'Parched' means well but ends up reducing women to their sexual lives

There's plenty to like in this film even if it is one-sided.
'Parched' means well but ends up reducing women to their sexual lives
'Parched' means well but ends up reducing women to their sexual lives
Written by:

In the beginning few scenes of “Parched”, we’re witness to a panchayat session, in which the women of the village petition for a television and a direct-to-home dish. The panchayat objects, pointing out that their last request for mobile phones led to a woman eloping. One of the male villagers jokes that if television comes, the women will start wearing jeans, and another joins him, smirking that they will then want to drive trucks too.

While the prospect of one of the women eloping is discussed with gravity, that women might want to drive trucks is a cause for hilarity. This scene stayed with me because it said so much not about realities in the rural countryside where the story is set, but about the film itself.
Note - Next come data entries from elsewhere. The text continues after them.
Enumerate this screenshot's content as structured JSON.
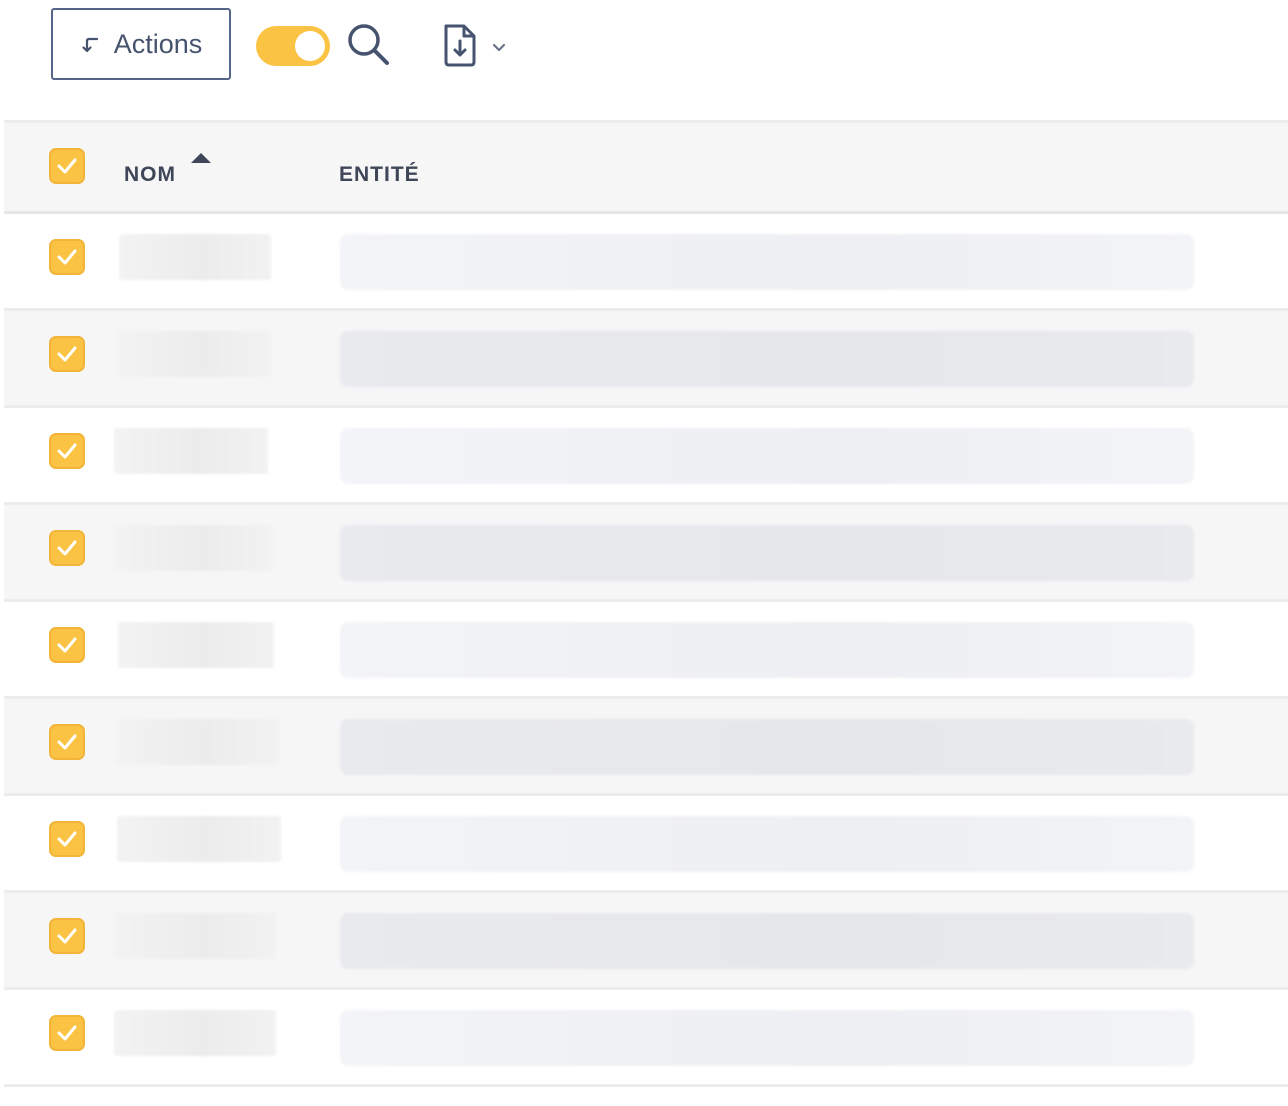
{
  "toolbar": {
    "actions_label": "Actions",
    "actions_icon": "return-arrow-icon",
    "toggle_on": true,
    "search_icon": "search-icon",
    "export_icon": "file-download-icon",
    "export_dropdown_icon": "chevron-down-icon"
  },
  "table": {
    "columns": [
      {
        "label": "NOM",
        "sorted": "ascending"
      },
      {
        "label": "ENTITÉ"
      }
    ],
    "select_all_checked": true,
    "rows": [
      {
        "checked": true,
        "loading": true
      },
      {
        "checked": true,
        "loading": true
      },
      {
        "checked": true,
        "loading": true
      },
      {
        "checked": true,
        "loading": true
      },
      {
        "checked": true,
        "loading": true
      },
      {
        "checked": true,
        "loading": true
      },
      {
        "checked": true,
        "loading": true
      },
      {
        "checked": true,
        "loading": true
      },
      {
        "checked": true,
        "loading": true
      }
    ]
  },
  "colors": {
    "accent": "#fbc343",
    "border": "#55658a",
    "text": "#3f4657",
    "row_alt": "#f6f6f7"
  }
}
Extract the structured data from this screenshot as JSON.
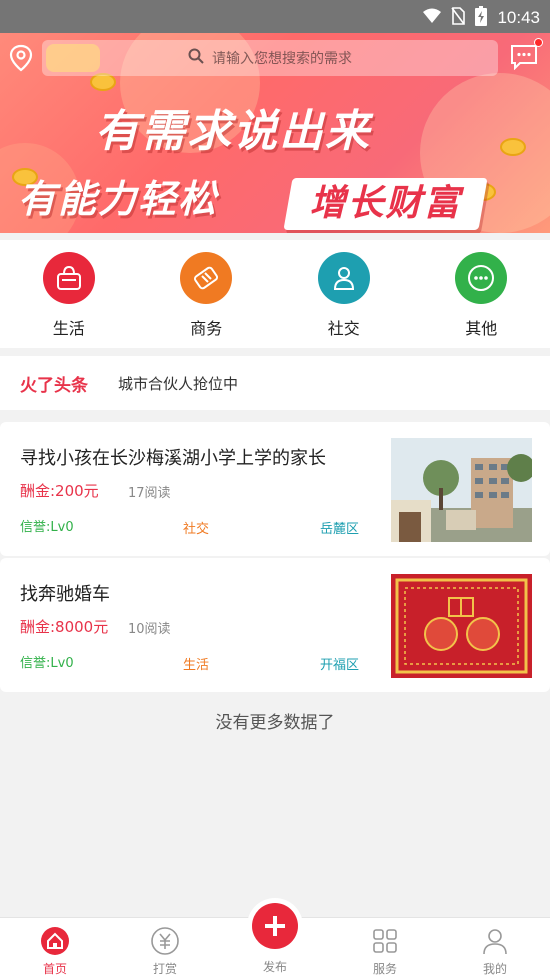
{
  "status_bar": {
    "time": "10:43"
  },
  "header": {
    "search_placeholder": "请输入您想搜索的需求"
  },
  "banner": {
    "line1": "有需求说出来",
    "line2": "有能力轻松",
    "highlight": "增长财富",
    "active_dot": 2
  },
  "categories": [
    {
      "label": "生活",
      "icon": "basket-icon",
      "color": "#e8283b"
    },
    {
      "label": "商务",
      "icon": "handshake-icon",
      "color": "#f07a22"
    },
    {
      "label": "社交",
      "icon": "people-icon",
      "color": "#1e9fb0"
    },
    {
      "label": "其他",
      "icon": "more-dots-icon",
      "color": "#32b14a"
    }
  ],
  "headline": {
    "tag": "火了头条",
    "text": "城市合伙人抢位中"
  },
  "posts": [
    {
      "title": "寻找小孩在长沙梅溪湖小学上学的家长",
      "reward": "酬金:200元",
      "reads": "17阅读",
      "credit": "信誉:Lv0",
      "category": "社交",
      "area": "岳麓区",
      "image": "school-building-photo"
    },
    {
      "title": "找奔驰婚车",
      "reward": "酬金:8000元",
      "reads": "10阅读",
      "credit": "信誉:Lv0",
      "category": "生活",
      "area": "开福区",
      "image": "red-wedding-decoration-photo"
    }
  ],
  "no_more_text": "没有更多数据了",
  "tabbar": {
    "tabs": [
      {
        "label": "首页",
        "icon": "home-icon",
        "active": true
      },
      {
        "label": "打赏",
        "icon": "yuan-coin-icon",
        "active": false
      },
      {
        "label": "发布",
        "icon": "plus-icon",
        "active": false
      },
      {
        "label": "服务",
        "icon": "grid-icon",
        "active": false
      },
      {
        "label": "我的",
        "icon": "user-icon",
        "active": false
      }
    ]
  },
  "colors": {
    "accent": "#e8334a",
    "credit": "#32b14a",
    "category": "#f07a22",
    "area": "#1e9fb0"
  }
}
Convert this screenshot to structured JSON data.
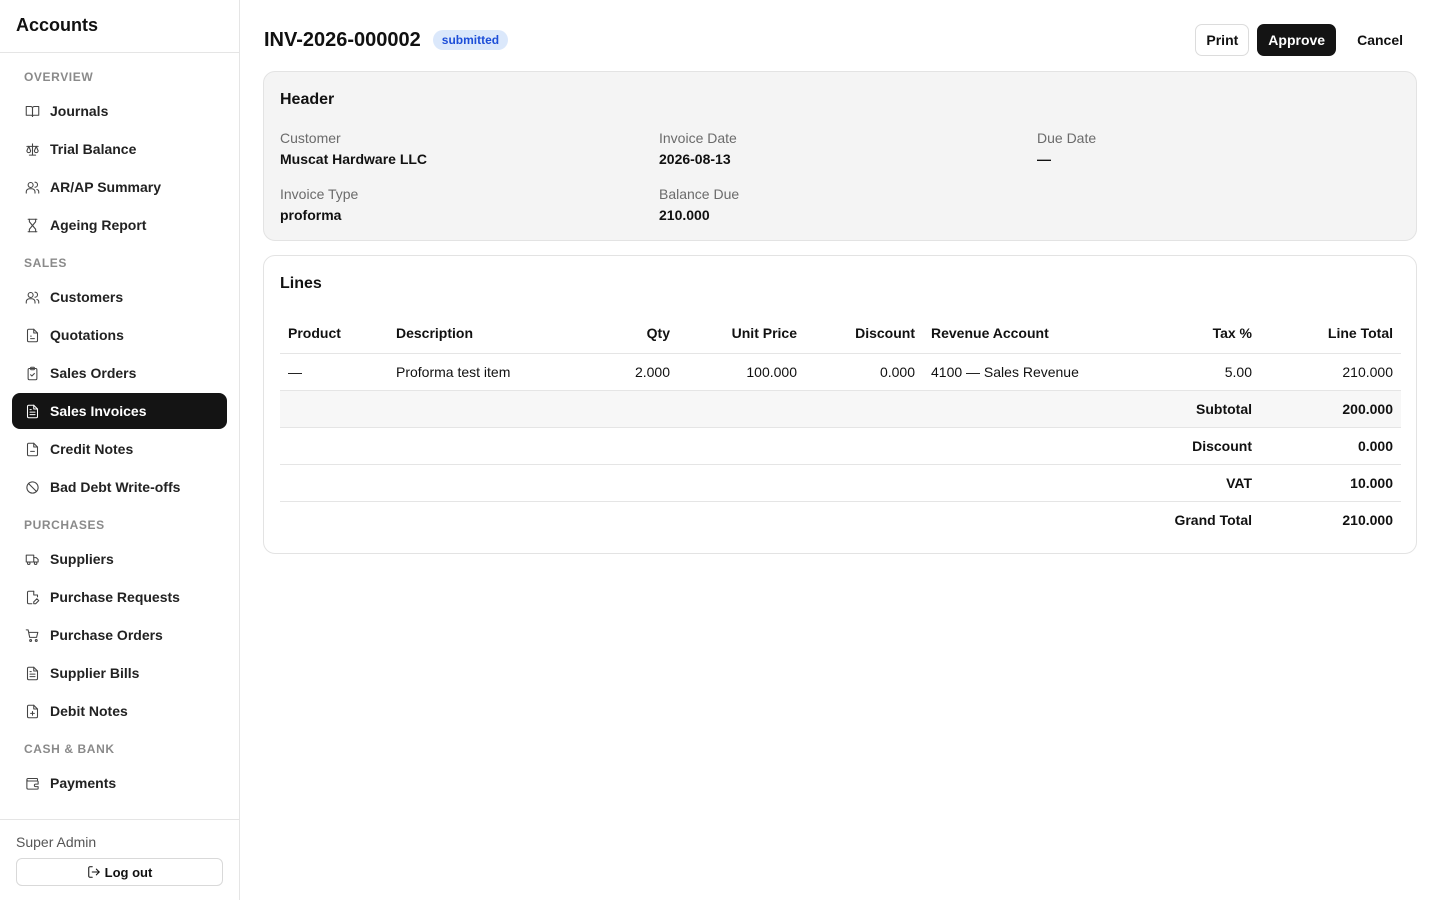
{
  "app": {
    "title": "Accounts"
  },
  "sidebar": {
    "sections": [
      {
        "label": "OVERVIEW",
        "items": [
          {
            "label": "Journals",
            "icon": "book-open-icon"
          },
          {
            "label": "Trial Balance",
            "icon": "scale-icon"
          },
          {
            "label": "AR/AP Summary",
            "icon": "users-icon"
          },
          {
            "label": "Ageing Report",
            "icon": "hourglass-icon"
          }
        ]
      },
      {
        "label": "SALES",
        "items": [
          {
            "label": "Customers",
            "icon": "users-icon"
          },
          {
            "label": "Quotations",
            "icon": "file-icon"
          },
          {
            "label": "Sales Orders",
            "icon": "clipboard-check-icon"
          },
          {
            "label": "Sales Invoices",
            "icon": "file-text-icon",
            "active": true
          },
          {
            "label": "Credit Notes",
            "icon": "file-minus-icon"
          },
          {
            "label": "Bad Debt Write-offs",
            "icon": "ban-icon"
          }
        ]
      },
      {
        "label": "PURCHASES",
        "items": [
          {
            "label": "Suppliers",
            "icon": "truck-icon"
          },
          {
            "label": "Purchase Requests",
            "icon": "file-edit-icon"
          },
          {
            "label": "Purchase Orders",
            "icon": "cart-icon"
          },
          {
            "label": "Supplier Bills",
            "icon": "file-text-icon"
          },
          {
            "label": "Debit Notes",
            "icon": "file-plus-icon"
          }
        ]
      },
      {
        "label": "CASH & BANK",
        "items": [
          {
            "label": "Payments",
            "icon": "wallet-icon"
          }
        ]
      }
    ],
    "user": "Super Admin",
    "logout_label": "Log out"
  },
  "document": {
    "number": "INV-2026-000002",
    "status": "submitted",
    "actions": {
      "print": "Print",
      "approve": "Approve",
      "cancel": "Cancel"
    }
  },
  "header_card": {
    "title": "Header",
    "fields": {
      "customer": {
        "label": "Customer",
        "value": "Muscat Hardware LLC"
      },
      "invoice_date": {
        "label": "Invoice Date",
        "value": "2026-08-13"
      },
      "due_date": {
        "label": "Due Date",
        "value": "—"
      },
      "invoice_type": {
        "label": "Invoice Type",
        "value": "proforma"
      },
      "balance_due": {
        "label": "Balance Due",
        "value": "210.000"
      }
    }
  },
  "lines_card": {
    "title": "Lines",
    "columns": [
      "Product",
      "Description",
      "Qty",
      "Unit Price",
      "Discount",
      "Revenue Account",
      "Tax %",
      "Line Total"
    ],
    "rows": [
      {
        "product": "—",
        "description": "Proforma test item",
        "qty": "2.000",
        "unit_price": "100.000",
        "discount": "0.000",
        "revenue_account": "4100 — Sales Revenue",
        "tax": "5.00",
        "line_total": "210.000"
      }
    ],
    "totals": [
      {
        "label": "Subtotal",
        "value": "200.000"
      },
      {
        "label": "Discount",
        "value": "0.000"
      },
      {
        "label": "VAT",
        "value": "10.000"
      },
      {
        "label": "Grand Total",
        "value": "210.000"
      }
    ]
  }
}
But before we get to that, here are the basics. The film centres around three women, all of whom deviate from the ideal wife and mother in various ways. Rani (Tannishtha Chatterjee) is a widow who “hasn’t been touched by a man in years”. Lajjo (Radhika Apte) is married to a drunk who abuses her because she hasn’t given him a child. Bijli (Surveen Chawla) is a dancer with a company that tours the villages, and after her shows sleeps with men for money.

There’s plenty to like in the film. Director Leena Yadav and cinematographer Russell Carpenter manage to give the film a lot of colour, texture and life. In stark contrast is the humour, which is dry and unassuming, and wholly fun.

The three women around whom the story revolves are more than adequate to the task. Tannishtha stolidly holds the centre, Radhika is the spunky upstart, and Surveen throws out worldly-wise cynicism.  

But coming back to that panchayat session, it reveals much of the problem with the film – that it focuses far too much on the sexual and reproductive lives of the women, at the cost of other things happening to them.

This is strange when you see that the village in the film is seeing a major shift in more social and economic terms – the development of a handicrafts co-operative in the village is giving the women a growing sense of independence. They’ve even decided to pay for the village’s television through their earnings from their weaving.

It’s not as if the film completely misses the point, since there is a lot of anger among the village’s youths towards Kishan (Sumeet Vyas) and his wife Naobi (Nancy Nisa Beso), who are helping in the growth of the co-operative. And some of the younger women do show a distinct desire for education, which the young men also find threatening.

But all of that gets telescoped through the sexual lives of the main characters. In so consistently stressing on the sexual and the reproductive, at the cost of the other aspects of their lives, the film comes dangerously close to reducing women to their sexual selves. And this is the accusation it makes against the men of the village.

Hence we see the continuum on which the three main characters exist – the widow, the barren wife and the whore (not sex worker, a terminology that does not exist in the film’s universe). It’s not a question of telling a different story. The elements present in the film are enough for giving us a more rounded tale. But the way these different arcs are emphasised closes off too many possibilities.

And so, when the film sees our three heroines riding off into the sunset, free of male encumbrances and hopeful for the future, we can’t help but wonder if they’re being too optimistic. We worry about just what is going to happen to them in the wider world where sexual revolutions have come for the classes that can afford them, but women’s empowerment still remains a difficult struggle.

Related Stories

No stories found.
The News Minute